One of the highlights of the Marshall Islands is its incredible marine biodiversity. The clear, warm waters are teeming with vibrant coral reefs, exotic fish species, and other fascinating marine creatures. Snorkeling and diving enthusiasts will be in awe of the underwater world, where they can discover colorful coral gardens, explore shipwrecks from World War II, and swim alongside sea turtles and rays. The pristine beaches, such as those found on Majuro Atoll and the outer islands, offer serene settings for relaxation and beachcombing.

The Marshall Islands have a rich cultural heritage shaped by their Micronesian roots. The Marshallese people are known for their warm hospitality and strong connection to their traditional way of life. Visitors have the opportunity to immerse themselves in the local culture, witness traditional ceremonies, and learn about the ancient navigational techniques that guided the ancestors of the Marshallese across the vast Pacific Ocean.

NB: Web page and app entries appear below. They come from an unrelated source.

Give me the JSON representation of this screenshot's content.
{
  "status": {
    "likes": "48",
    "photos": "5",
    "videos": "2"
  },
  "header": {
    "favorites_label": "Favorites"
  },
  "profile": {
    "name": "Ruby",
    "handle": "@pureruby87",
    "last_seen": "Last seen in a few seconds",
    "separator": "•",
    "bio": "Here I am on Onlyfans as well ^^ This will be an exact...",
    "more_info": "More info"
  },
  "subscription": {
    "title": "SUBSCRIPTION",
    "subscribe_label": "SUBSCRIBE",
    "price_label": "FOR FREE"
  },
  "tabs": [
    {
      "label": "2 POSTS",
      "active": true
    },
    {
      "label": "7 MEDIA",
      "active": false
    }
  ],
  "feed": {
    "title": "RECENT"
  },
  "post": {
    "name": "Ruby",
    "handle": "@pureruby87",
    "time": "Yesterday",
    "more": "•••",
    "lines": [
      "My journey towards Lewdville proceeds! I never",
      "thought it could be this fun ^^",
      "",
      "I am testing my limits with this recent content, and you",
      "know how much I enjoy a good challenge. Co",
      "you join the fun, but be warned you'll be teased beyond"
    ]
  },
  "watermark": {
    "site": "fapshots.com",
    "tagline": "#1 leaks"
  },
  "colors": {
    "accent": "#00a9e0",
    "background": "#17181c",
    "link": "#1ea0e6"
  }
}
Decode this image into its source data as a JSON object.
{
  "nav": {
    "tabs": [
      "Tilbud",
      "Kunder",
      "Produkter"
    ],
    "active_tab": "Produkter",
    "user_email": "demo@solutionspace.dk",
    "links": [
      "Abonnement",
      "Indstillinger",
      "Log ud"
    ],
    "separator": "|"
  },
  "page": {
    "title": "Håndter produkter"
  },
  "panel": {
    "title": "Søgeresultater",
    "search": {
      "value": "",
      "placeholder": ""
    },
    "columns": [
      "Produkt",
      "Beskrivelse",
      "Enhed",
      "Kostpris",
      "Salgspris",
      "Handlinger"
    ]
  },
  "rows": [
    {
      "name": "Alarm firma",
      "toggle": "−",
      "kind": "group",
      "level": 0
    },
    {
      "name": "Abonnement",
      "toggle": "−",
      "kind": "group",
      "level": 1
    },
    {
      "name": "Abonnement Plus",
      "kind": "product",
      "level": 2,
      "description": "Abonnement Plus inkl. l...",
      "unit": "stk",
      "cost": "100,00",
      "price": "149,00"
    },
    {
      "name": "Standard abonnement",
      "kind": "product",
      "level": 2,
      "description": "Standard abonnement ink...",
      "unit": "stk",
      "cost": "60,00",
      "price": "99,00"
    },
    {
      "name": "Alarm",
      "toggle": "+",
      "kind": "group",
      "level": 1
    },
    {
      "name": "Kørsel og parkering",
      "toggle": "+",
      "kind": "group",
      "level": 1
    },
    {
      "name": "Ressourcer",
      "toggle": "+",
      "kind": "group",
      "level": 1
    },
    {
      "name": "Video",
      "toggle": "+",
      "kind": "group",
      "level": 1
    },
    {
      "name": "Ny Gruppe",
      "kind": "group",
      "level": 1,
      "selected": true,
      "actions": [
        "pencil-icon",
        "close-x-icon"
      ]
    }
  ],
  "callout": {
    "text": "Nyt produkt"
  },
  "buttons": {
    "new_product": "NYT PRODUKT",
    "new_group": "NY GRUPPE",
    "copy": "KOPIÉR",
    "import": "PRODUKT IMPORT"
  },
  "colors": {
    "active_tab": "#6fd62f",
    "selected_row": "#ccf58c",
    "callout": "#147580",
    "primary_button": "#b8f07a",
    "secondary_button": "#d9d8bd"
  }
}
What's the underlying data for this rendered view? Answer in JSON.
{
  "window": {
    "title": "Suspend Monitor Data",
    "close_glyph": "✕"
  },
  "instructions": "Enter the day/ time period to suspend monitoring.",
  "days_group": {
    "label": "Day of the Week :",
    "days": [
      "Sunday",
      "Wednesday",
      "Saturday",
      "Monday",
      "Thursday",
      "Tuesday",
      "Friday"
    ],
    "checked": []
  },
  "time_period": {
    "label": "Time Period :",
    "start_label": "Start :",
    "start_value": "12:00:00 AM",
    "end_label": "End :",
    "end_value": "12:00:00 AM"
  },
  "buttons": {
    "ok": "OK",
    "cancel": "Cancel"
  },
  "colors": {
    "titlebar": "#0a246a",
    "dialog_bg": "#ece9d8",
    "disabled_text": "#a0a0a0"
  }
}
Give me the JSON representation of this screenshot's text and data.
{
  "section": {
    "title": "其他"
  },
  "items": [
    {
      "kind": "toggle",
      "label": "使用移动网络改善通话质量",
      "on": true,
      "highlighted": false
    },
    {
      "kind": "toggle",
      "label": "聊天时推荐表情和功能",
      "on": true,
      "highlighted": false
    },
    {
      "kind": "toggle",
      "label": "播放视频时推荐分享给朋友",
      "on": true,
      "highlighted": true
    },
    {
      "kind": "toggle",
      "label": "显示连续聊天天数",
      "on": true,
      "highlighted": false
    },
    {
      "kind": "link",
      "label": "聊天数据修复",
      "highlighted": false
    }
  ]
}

World War II left a significant mark on the Marshall Islands, with remnants of the conflict still visible today. History enthusiasts can visit historic sites, including the sunken warships and aircraft in Kwajalein Atoll, which have become artificial reefs and home to diverse marine life. The Marshall Islands also played a significant role in the nuclear testing era, and visitors can learn about this dark chapter in history at the Atomic Testing Museum on Kwajalein.

The economy of the Marshall Islands is largely based on subsistence farming, fishing, and government services. The country has also become a popular destination for international shipping and offshore banking. The government is actively working towards sustainable development and environmental conservation, recognizing the importance of preserving the pristine natural environment for future generations.

In recent years, the Marshall Islands has gained international recognition for its advocacy on climate change. As a low-lying island nation, it is particularly vulnerable to rising sea levels and extreme weather events. The country has been at the forefront of global efforts to address climate change, calling for increased action and highlighting the urgent need to protect vulnerable communities and ecosystems.

The Marshall Islands is a destination that offers a unique blend of natural beauty, cultural heritage, and historical significance. Whether it’s exploring the underwater wonders, experiencing traditional Marshallese culture, or simply unwinding on the idyllic beaches, visitors to the Marshall Islands are treated to an unforgettable journey in one of the most remote and captivating corners of the Pacific.